## Exercise directions
Report each line of the entries below that includes "Borrowing".

(Records from a data source)
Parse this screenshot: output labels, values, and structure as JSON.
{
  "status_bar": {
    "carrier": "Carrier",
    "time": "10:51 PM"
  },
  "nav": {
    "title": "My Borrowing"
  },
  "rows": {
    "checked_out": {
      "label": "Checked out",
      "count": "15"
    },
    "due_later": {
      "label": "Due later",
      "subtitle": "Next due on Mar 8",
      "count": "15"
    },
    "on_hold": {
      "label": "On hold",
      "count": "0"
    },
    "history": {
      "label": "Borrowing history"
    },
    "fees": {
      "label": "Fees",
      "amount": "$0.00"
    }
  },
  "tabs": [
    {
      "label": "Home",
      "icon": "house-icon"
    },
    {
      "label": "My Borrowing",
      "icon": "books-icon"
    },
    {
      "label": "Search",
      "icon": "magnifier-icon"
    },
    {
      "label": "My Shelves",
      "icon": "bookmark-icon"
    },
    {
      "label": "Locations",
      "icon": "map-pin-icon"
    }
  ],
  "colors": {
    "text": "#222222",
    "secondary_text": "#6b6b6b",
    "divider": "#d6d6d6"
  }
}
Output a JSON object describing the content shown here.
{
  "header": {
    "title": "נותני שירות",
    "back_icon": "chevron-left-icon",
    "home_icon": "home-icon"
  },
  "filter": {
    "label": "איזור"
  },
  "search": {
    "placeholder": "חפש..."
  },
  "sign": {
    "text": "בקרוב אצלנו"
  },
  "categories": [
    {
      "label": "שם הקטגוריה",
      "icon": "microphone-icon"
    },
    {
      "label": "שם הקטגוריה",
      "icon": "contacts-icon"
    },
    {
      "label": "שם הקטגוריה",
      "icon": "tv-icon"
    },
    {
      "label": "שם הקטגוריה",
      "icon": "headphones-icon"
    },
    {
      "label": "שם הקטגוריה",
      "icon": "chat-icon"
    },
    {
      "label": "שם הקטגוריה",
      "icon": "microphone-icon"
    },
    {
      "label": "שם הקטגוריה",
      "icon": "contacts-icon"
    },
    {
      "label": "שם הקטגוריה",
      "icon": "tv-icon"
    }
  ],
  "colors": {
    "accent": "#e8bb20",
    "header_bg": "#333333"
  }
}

## Solution to this task
    "title": "My Borrowing"
      "label": "Borrowing history"
      "label": "My Borrowing",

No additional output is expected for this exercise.